When they do, we love to watch each baby grow bigger and stronger. Nothing compares to the thrill of seeing a baby parrot leap out of the nesting box for the first time and fly away with its parents.

This Nesting Box Diary, Galahs 2012, describes the first three months in the lives of Charlie, Wilbur and Amelia.

Galahs 2012

Wandering Whistling-Duck Dendrocygna arcuata

Common name: Wandering Whistling-Duck

Scientific name: Dendrocygna arcuata


Distribution and habitat: Wandering Whistling-Ducks are found in northern and eastern Australia. They live in lagoons, swamps and flooded grasslands. They prefer deep waters where they can find plenty of water plants and insects.

Feeding: The Wandering Whistling-Duck eats water plants and seeds. It also eats grasses, the bulbs of water plants, insects and small water animals. Wandering Whistling-Ducks feed in a flock.

Breeding: Wandering Whistling-Ducks breed from January to April. The nest is a scrape in the ground lined with grasses. It is hidden in tall plants. The female lays 7 to 15 eggs. The chicks hatch after 30 days.
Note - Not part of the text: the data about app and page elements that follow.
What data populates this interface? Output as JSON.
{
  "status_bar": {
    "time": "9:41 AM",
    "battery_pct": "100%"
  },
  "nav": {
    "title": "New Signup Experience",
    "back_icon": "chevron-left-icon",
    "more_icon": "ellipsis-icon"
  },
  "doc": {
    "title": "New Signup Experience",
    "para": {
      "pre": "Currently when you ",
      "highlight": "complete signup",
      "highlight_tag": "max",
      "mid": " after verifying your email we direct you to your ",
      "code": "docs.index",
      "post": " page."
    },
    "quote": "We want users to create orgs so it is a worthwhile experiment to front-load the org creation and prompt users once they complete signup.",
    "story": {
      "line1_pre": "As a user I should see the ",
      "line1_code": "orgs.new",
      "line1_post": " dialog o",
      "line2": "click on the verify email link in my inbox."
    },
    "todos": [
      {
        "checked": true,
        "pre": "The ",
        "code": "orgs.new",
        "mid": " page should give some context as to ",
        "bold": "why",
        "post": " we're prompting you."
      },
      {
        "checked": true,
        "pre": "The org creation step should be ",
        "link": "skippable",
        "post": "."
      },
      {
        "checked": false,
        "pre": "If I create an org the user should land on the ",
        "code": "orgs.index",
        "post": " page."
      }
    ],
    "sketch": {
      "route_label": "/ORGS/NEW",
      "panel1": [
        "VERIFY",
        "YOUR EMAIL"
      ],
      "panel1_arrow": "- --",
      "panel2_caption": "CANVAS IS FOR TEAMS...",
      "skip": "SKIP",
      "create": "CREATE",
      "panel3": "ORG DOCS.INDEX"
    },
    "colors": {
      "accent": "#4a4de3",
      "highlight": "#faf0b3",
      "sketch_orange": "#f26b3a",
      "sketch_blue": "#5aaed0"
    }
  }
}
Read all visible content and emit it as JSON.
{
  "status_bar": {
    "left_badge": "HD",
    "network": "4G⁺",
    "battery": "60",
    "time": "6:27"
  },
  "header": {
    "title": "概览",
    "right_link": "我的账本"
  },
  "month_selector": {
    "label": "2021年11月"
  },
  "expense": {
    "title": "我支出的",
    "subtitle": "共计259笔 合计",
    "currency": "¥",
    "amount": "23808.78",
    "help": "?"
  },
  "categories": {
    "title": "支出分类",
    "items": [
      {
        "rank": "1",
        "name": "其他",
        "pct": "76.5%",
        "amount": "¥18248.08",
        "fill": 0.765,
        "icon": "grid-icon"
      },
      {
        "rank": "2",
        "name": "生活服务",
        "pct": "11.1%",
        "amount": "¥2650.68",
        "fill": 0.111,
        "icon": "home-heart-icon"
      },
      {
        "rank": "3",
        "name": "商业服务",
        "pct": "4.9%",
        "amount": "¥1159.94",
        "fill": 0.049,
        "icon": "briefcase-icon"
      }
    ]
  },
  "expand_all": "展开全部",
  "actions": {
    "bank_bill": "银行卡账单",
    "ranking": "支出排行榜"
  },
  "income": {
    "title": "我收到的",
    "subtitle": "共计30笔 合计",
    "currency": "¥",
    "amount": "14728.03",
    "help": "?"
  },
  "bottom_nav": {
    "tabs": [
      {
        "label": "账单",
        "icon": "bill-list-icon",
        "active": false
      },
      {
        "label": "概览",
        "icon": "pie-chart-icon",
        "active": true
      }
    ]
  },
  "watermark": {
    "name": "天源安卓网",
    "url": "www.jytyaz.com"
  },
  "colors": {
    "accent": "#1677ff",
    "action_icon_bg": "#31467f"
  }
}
Did you know? Wandering Whistling-Ducks whistle while they fly.